Scan the entries below. Return every line that includes "Camerfirma".

--- Records provided Enclosed Below ---

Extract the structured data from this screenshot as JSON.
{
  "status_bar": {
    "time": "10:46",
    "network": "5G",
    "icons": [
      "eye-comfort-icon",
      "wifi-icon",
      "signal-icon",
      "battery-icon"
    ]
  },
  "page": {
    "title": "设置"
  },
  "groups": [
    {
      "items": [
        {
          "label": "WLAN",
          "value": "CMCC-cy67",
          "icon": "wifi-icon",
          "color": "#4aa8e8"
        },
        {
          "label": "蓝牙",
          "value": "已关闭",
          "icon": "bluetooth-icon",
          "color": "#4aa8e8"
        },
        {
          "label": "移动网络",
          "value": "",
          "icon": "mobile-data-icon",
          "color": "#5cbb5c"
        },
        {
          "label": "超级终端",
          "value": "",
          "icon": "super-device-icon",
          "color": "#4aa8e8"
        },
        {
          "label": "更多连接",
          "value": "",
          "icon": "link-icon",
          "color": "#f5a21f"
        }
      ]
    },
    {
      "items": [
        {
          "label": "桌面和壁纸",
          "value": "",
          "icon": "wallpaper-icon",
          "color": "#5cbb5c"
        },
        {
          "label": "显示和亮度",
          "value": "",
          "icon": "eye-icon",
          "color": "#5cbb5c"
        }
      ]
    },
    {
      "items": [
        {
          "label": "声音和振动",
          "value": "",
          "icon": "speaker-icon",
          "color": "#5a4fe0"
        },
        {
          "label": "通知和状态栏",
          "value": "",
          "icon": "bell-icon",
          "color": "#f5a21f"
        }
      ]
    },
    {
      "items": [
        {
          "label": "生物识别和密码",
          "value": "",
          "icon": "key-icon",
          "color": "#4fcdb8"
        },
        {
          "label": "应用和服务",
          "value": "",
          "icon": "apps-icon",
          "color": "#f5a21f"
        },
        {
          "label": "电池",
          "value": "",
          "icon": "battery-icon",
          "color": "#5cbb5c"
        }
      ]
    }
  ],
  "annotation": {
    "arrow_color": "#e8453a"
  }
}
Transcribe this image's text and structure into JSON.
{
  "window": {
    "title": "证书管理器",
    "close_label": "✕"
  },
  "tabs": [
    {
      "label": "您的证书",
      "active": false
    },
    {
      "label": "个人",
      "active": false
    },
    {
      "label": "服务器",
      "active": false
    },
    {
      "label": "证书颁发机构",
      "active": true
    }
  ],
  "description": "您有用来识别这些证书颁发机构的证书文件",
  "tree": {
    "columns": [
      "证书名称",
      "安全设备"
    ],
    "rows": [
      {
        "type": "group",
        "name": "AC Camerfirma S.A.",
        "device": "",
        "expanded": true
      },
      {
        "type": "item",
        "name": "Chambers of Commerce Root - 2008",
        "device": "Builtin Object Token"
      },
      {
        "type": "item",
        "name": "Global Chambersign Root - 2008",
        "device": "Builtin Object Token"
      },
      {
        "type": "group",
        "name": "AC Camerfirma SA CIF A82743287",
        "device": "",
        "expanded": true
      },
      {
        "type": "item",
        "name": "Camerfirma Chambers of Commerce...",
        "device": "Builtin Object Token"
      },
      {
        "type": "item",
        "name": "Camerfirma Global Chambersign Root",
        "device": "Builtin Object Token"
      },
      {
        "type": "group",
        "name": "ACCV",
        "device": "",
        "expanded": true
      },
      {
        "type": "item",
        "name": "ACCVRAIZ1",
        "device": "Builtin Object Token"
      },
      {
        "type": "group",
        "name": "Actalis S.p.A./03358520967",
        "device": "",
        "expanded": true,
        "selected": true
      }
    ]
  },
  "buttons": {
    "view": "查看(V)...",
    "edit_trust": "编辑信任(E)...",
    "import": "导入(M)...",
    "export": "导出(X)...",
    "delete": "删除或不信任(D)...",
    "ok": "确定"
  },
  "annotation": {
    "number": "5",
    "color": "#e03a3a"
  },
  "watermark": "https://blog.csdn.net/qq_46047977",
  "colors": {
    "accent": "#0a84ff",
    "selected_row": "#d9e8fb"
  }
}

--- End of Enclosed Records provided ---

▸ Response to the exercise:
        "name": "AC Camerfirma S.A.",
        "name": "AC Camerfirma SA CIF A82743287",
        "name": "Camerfirma Chambers of Commerce...",
        "name": "Camerfirma Global Chambersign Root",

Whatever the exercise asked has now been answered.